* **What is being asked**:
For the entries below, say how many lines hold the word "JSON", with the number as the only reply.

* **Records to use**:
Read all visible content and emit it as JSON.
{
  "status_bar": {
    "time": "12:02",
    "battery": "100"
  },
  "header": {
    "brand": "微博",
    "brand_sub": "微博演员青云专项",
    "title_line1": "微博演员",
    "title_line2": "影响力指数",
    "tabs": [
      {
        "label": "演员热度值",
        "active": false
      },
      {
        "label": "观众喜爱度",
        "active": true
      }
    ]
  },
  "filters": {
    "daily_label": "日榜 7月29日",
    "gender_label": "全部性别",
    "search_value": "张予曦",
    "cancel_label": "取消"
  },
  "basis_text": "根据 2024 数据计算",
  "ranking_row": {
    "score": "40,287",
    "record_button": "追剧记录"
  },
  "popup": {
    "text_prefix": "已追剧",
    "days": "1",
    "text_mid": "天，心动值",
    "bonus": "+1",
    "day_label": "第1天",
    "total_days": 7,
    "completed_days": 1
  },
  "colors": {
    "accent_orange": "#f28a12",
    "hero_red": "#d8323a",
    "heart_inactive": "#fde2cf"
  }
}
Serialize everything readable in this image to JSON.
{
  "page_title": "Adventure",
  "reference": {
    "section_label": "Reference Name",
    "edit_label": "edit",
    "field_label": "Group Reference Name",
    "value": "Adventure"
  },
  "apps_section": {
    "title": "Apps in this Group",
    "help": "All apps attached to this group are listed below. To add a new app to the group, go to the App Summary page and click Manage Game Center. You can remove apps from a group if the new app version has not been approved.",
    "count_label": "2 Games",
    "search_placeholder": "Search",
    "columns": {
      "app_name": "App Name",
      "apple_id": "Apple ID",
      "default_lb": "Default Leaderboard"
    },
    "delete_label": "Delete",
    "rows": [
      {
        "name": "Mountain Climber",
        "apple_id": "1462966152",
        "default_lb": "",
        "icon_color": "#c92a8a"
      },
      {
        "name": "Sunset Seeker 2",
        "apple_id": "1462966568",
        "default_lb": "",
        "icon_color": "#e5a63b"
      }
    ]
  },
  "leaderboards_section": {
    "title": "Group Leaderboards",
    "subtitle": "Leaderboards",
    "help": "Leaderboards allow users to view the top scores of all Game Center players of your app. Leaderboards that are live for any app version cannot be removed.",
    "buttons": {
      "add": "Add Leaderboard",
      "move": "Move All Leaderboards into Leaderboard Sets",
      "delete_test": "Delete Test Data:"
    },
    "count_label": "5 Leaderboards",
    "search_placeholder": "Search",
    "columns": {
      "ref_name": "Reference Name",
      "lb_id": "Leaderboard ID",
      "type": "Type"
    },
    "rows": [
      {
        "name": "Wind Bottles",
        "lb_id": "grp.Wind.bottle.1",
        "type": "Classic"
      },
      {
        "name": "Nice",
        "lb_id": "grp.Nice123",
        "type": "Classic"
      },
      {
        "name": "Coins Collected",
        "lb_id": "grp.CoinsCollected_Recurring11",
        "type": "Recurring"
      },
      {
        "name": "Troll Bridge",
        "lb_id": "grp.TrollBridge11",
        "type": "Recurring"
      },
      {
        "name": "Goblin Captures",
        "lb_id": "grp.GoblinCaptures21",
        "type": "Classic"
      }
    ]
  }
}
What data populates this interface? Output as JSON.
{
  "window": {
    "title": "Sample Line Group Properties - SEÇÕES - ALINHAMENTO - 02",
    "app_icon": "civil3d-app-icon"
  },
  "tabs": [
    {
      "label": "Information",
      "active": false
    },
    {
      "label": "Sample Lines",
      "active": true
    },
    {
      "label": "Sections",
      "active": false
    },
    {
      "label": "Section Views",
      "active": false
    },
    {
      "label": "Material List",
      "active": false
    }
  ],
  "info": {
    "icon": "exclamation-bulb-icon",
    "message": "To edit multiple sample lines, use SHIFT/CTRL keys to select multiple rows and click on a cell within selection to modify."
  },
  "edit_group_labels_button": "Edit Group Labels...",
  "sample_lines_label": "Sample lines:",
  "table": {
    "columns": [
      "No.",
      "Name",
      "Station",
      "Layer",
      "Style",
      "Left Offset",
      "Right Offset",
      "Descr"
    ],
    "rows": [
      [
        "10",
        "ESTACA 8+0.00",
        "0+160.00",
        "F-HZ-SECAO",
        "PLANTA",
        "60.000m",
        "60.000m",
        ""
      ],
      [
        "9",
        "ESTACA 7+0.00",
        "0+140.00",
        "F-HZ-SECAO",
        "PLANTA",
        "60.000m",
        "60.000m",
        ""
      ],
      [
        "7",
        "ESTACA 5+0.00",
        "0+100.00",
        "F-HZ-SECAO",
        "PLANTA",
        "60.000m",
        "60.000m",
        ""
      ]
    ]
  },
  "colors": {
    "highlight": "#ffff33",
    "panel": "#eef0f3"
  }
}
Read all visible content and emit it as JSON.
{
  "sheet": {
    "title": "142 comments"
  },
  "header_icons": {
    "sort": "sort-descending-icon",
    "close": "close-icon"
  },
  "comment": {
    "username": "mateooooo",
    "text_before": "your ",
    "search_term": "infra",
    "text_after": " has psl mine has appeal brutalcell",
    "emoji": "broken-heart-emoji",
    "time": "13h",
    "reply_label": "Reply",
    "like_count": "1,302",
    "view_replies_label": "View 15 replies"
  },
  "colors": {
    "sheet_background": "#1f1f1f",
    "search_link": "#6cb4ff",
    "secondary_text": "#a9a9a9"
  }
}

* **Task result**:
4